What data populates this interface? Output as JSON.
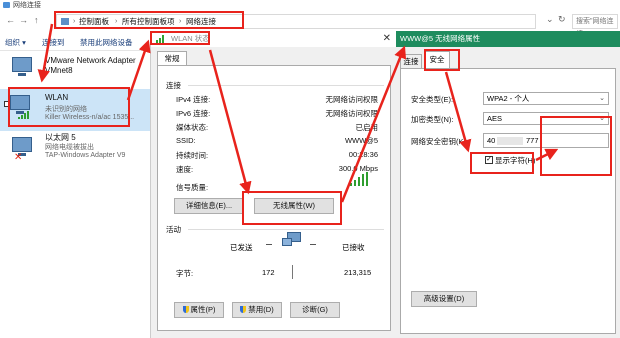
{
  "window": {
    "title": "网络连接"
  },
  "nav": {
    "back": "←",
    "forward": "→",
    "up": "↑"
  },
  "breadcrumb": [
    "控制面板",
    "所有控制面板项",
    "网络连接"
  ],
  "search": {
    "placeholder": "搜索\"网络连接\""
  },
  "toolbar": {
    "organize": "组织 ▾",
    "connect_to": "连接到",
    "disable_device": "禁用此网络设备"
  },
  "adapters": [
    {
      "name": "VMware Network Adapter VMnet8",
      "line1": "VMware Network Adapter",
      "line2": "VMnet8"
    },
    {
      "name": "WLAN",
      "status": "未识别的网络",
      "device": "Killer Wireless-n/a/ac 1535..."
    },
    {
      "name": "以太网 5",
      "status": "网络电缆被拔出",
      "device": "TAP-Windows Adapter V9"
    }
  ],
  "status_dialog": {
    "title": "WLAN 状态",
    "close": "✕",
    "tab_general": "常规",
    "section_connection": "连接",
    "rows": [
      {
        "label": "IPv4 连接:",
        "value": "无网络访问权限"
      },
      {
        "label": "IPv6 连接:",
        "value": "无网络访问权限"
      },
      {
        "label": "媒体状态:",
        "value": "已启用"
      },
      {
        "label": "SSID:",
        "value": "WWW@5"
      },
      {
        "label": "持续时间:",
        "value": "00:28:36"
      },
      {
        "label": "速度:",
        "value": "300.0 Mbps"
      }
    ],
    "signal_label": "信号质量:",
    "details_button": "详细信息(E)...",
    "wireless_props_button": "无线属性(W)",
    "section_activity": "活动",
    "sent_label": "已发送",
    "received_label": "已接收",
    "bytes_label": "字节:",
    "bytes_sent": "172",
    "bytes_received": "213,315",
    "properties_button": "属性(P)",
    "disable_button": "禁用(D)",
    "diagnose_button": "诊断(G)"
  },
  "props_dialog": {
    "title": "WWW@5 无线网络属性",
    "tab_connection": "连接",
    "tab_security": "安全",
    "security_type_label": "安全类型(E):",
    "security_type_value": "WPA2 - 个人",
    "encryption_type_label": "加密类型(N):",
    "encryption_type_value": "AES",
    "key_label": "网络安全密钥(K)",
    "key_value_start": "40",
    "key_value_end": "777",
    "show_chars_label": "显示字符(H)",
    "show_chars_checked": true,
    "advanced_button": "高级设置(D)"
  },
  "colors": {
    "annotation": "#e8231c",
    "props_title_bg": "#1e8c5e",
    "signal": "#2f9e2f"
  }
}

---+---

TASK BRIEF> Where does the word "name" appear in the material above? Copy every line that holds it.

OUTPUT BELOW>
      "name": "VMware Network Adapter VMnet8",
      "name": "WLAN",
      "name": "以太网 5",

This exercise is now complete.